It also helps that the price point is pretty reasonable. This is definitely a more premium product (compared to the MPX8) but it’s not going to break the bank. You can read more reviews, take a closer look at all the features and see today’s price on Amazon by clicking here.

Premium Pick: Novation Circuit Tracks

Premium Pick
Novation Circuit Tracks
  • Premium quality at a reasonable price
  • It's not exclusively a sampler but instead includes a wide range of features
  • May not be enough for some hardcore samplers

If you’re looking for as many options as possible, then the Novation Circuit Tracks could be worth checking out. This video does a great job breaking down the long list of features:

As you can see, this isn’t exactly a pure sampler but instead, it’s more a groove box with a huge range of options that includes a sampler. For some musicians, that’s not going to be enough but if you were using the MPX8’s ready-t0-go loops and samples then this might be perfect for you.

The biggest downside here is portability. The Novation Circuit is actually a shorter length compared to the Akai MPX8 (by around 3 inches) but it’s almost 5 inches wider. You can still stash it in a backpack but it’s going to be a tighter squeeze.

You’ll also need to worry about the battery which lasts around 4 hours before it needs a charge. For most musicians, that’s not going to be a problem but it’s still worth mentioning when it comes to portability.

Overall, it’s a sampler and a whole lot more. That’s a win for some but could be a little over the top for others. You can take a closer look at everything this rig can do, read more reviews and see today’s price on Amazon by clicking here.

Best Budget: AKAI Professional MPD218

Best Budget
AKAI Professional MPD218
  • Comparable to the AKAI MPX8 but with some major improvements like easier-to-use software
  • Very easy on the budget and excellent responsiveness for finger drumming
  • More than 3,000 five-star reviews on Amazon

Sometimes the best alternative is simply another version of a product you already enjoy.

The MPD218 is still very easy on the budget and simple to use but has big upgrades when it comes to software and file storage. There’s still the FAT32 file type (which is present across the MPD line) but you also have exFAT, NTFS, and EXT4 as well.

The MPD218 really excels at finger drumming and this quick video does a great job highlighting the sensitivity of the touch pads:

You can also see from the video that this little guy is plenty portable. Despite having “professional” in the name, it’s not quite ready for center stage and it’s very much still a budget pick. But as far as budget picks go, it’s hard to beat and it helps that there are more than 3,000 five star reviews on Amazon backing this rig up.

You can read some of those reviews, take a closer look at the specs and see today’s price on Amazon by clicking here.

Closing Thoughts

Finding an alternative to anything can be a little confusing. You want to try and improve on what you don’t like without missing out on the things that you actually like about the original product.
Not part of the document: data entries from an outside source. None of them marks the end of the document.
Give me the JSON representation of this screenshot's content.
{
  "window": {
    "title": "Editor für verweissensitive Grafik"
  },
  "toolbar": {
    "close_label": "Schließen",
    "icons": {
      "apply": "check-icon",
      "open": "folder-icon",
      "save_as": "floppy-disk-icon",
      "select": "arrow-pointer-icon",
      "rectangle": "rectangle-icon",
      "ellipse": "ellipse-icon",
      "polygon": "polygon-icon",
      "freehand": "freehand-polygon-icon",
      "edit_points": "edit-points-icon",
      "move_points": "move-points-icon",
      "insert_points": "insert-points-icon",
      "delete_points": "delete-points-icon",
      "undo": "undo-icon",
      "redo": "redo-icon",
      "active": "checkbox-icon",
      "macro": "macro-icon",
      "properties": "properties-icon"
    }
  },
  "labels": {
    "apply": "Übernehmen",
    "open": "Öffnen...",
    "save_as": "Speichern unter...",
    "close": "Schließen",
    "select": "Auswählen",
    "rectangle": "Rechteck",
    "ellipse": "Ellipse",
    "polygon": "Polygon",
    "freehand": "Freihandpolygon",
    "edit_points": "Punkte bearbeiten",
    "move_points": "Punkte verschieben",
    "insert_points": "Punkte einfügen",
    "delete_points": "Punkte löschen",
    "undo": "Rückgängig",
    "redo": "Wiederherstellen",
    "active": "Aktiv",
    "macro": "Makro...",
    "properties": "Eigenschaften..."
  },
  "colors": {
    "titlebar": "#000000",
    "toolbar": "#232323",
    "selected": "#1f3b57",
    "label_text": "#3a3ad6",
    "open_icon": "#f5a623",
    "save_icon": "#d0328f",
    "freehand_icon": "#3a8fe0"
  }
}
But hopefully, you’ve been able to find what makes sense for you and your music out of this list. Considering the age of the Akai MPX8, it’s not too difficult to get an upgrade and you can often do it without breaking the bank.

What do you think? Did you find a good alternative?